Buying a new portable booth and the associated equipment to run it would cost an estimated $40,000.
"I don't want to drop $40,000 now for just a Band-Aid and then we're looking at really revamping it in four years," Watters said.
Since the northwest entrance wouldn't necessarily be able to accommodate the high volume of traffic that major events bring, Carannante said it could be used instead as a VIP entrance.
"When you say VIP, to me that just says forget it. How do you tell me when I'm there, 'Sorry, you don't have a VIP ticket. You gotta go around?,'" said Scott, who also expressed frustration over the missing portable ticket booths. "I don't know why we can't find these ticket booths. Where the heck did they go?"
City Manager Bob Padmore said concertgoers could be instructed to enter at a specific gate based on their assigned seat.
"We would have staff that are standing outside walking down the street saying, 'Hey, this line is awful full. Please go around the corner and up the stairs," he said. "The whole goal is not to harm customer service by creating an expectation at that entrance."
DES MOINES -- Sports betting would be legalized and hosted by the state’s 19 casinos, including the Hard Rock Hotel & Casino in Sioux City and Grand Falls Casino & Resort near Larchwood, under a new legislative proposal.
The proposal, which also includes an online option, was introduced Wednesday in the Iowa House, and will receive its first subcommittee hearing Thursday.
It is similar — but not identical — to a proposal making its way through the Iowa Senate.
What the two proposals have in common:
• betting on professional and college sporting events would be legalized in Iowa.
• betting on daily fantasy sports sites like DraftKings and FanDuel would be legalized.
• casinos would be eligible to apply for licenses to host sports betting on-site and online.
• the betting activity would be regulated by the state’s Racing and Gaming Commission.
• gambling addiction would be addressed with program funding and allowing participants to set limits on their gambling.
What’s different about the proposals:
• the House established a tax of 6.75 percent on gaming revenue. The Senate has not yet established a tax rate.
• the Senate requires online gamblers in the first 18 months under the new law create their new account at a casino.

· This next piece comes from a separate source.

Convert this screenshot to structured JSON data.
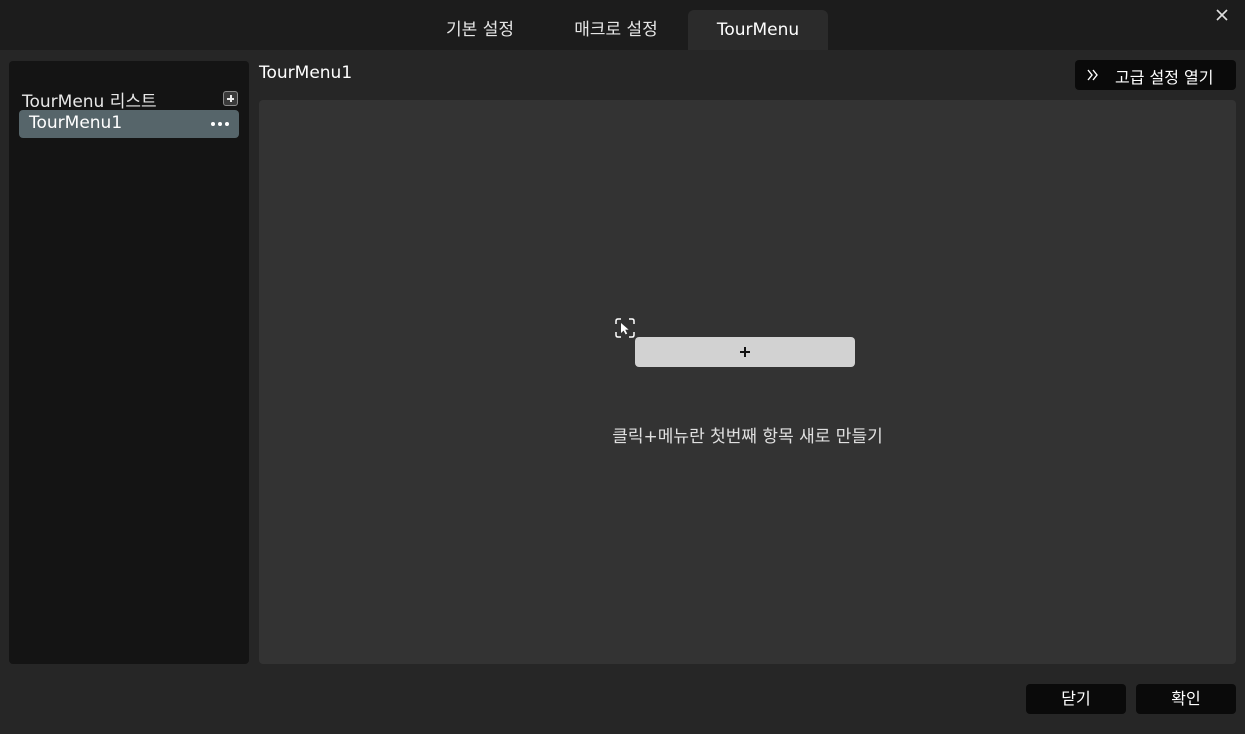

The House bill has no such requirement.
Each proposal is scheduled for a hearing Thursday afternoon at the Iowa Capitol.
What’s not in the bills also is important.
Some of the professional sports leagues had asked for an integrity fee to protect the leagues against what they say are additional risks brought by legalized gambling on their games, a requirement that the casinos purchase the data that resolves bets from the leagues, and a voice in determining what kinds of in-game bets — known as proposition or “prop” bets — would be allowed. None of those were included in either bill.
The Iowa Lottery had requested the ability to provide sports betting where lottery items are already sold. That was not included in either bill.
“We feel good about the process. It’s been an open, transparent process. We’ve taken input from colleagues, constituents, stakeholders,” said Roby Smith, a Republican senator from Davenport who chairs the state government committee through which the Senate bill would pass. “We’re working on a bill. It’s a work in progress to come up with the best possible bill for all Iowa. And we still have many more steps to go in the process.”
Optimism was expressed by Wes Ehrecke, president and CEO of the Iowa Gaming Association, which represents the state’s casinos. He said he thinks the differences between the two bills can be worked out.
“We feel it’s an ideal solution to have competitive and robust sports betting legalized here in Iowa via the casinos who have a long-standing history (with) not only the expertise and the experience but the ability to operate in a highly compliant, highly regulated environment,” Ehrecke said.